All bookseller links are provided so you can get more information about a book. We have affiliate relationships with Barefoot Books, Amazon.com, and Tapestry Books. All revenue generated from sales through these venues is used strictly to cover website costs and minimize donation requests and fundraising campaigns.
“Never discourage anyone...who continually makes progress, no matter how slow.”
Summary: Math, superstitions, a really big pumpkin, and a playful, orphaned kitten all combine to land Roscoe back in time out. Roscoe tells us that after Mr. Page the librarian reads a book about pumpkins, he told them about the Hilltop Bookstore contest: guess the weight of the pumpkin in the window and you can win books for your school library ... and candy for yourself. Roscoe even listens to Miss Diz' lessons about estimation to help him. Will it work? Or will that black cat ruin everything? This illustrated chapter book is about the life of first-grader Roscoe Riley.
Type of Reading: bedtime story, family reading, independent reading, read aloud book, reluctant reader, remedial reader, illustrated chapter, transitional reader
Recommended Age: read together: 6 to 10; read yourself: 8 to 12
Interest Level: 6 to 12
Reading Level: 3

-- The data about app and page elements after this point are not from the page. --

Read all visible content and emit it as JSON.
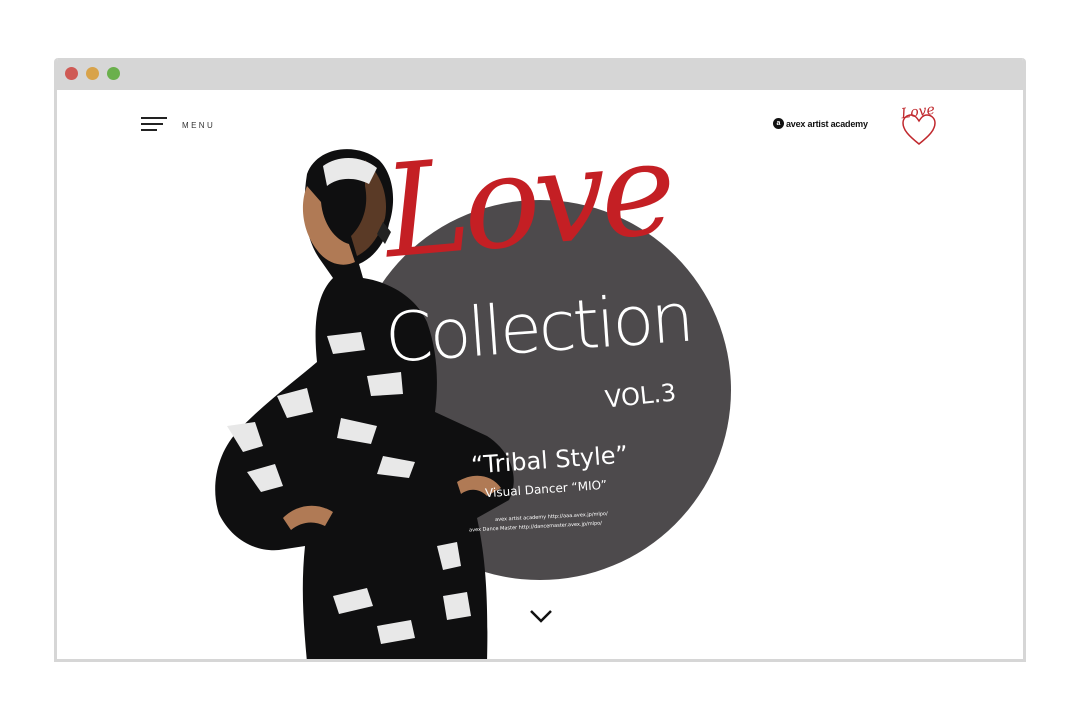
{
  "window": {
    "controls": {
      "close_color": "#cf5a55",
      "minimize_color": "#d8a34a",
      "maximize_color": "#6ab04c"
    }
  },
  "header": {
    "menu_label": "MENU",
    "menu_icon": "hamburger-icon",
    "brand_name": "avex artist academy",
    "brand_mark": "a",
    "logo_text": "Love"
  },
  "hero": {
    "title_love": "Love",
    "title_collection": "Collection",
    "volume": "VOL.3",
    "style": "“Tribal Style”",
    "dancer": "Visual Dancer “MIO”",
    "credits": [
      "avex artist academy http://aaa.avex.jp/mlpo/",
      "avex Dance Master http://dancemaster.avex.jp/mlpo/"
    ],
    "scroll_icon": "chevron-down-icon"
  },
  "colors": {
    "accent_red": "#c41f24",
    "circle_gray": "#4d4a4c",
    "frame_gray": "#d6d6d6"
  }
}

Age of Child: Read with and by a nearly 8-year-old girl.
Young Reader Reaction: Our daughter loves Roscoe. She couldn't stand the suspense and stayed up late to read the last two chapters by herself one night! Then she came out of her room and asked if we had (or could get) the other books we hadn't read yet.
Adult Reader Reaction: We love Roscoe, too. The books are clever and funny. The author does a wonderful job layering lots of information - from numbers and math, to facts about pumpkins, to life as a first grader! She did a great job explaining superstitions.
Pros: Kids can see themselves in Roscoe, his adventures, and his mishaps. Plenty of action keep the book moving ... and kids reading.
Borrow or Buy: Buy. These are great books to share with an early reader and perfect for them to read on their own as they move toward independent reading.
Educational Themes: This is largely a story for engaging and encouraging transitional readers. That said, you can draw out the typical-day-of-school elements to help kids preparing for first grade. The author also introduces great details about numbers (buzillions, katrillions, etc), estimation, and pumpkins (fruit v. vegetable).
Notes: The publisher donated a copy of this book knowing that we would consider it for review and provide an independent, unbiased profile. This book will be given to a nonprofit to help readers in need.
Literary Categories: Fiction - adventure, humor, series
Date(s) Reviewed: September 2009, October 2014
Other Reviews: No Critics' Reviews or reader feedback found at the time of this review.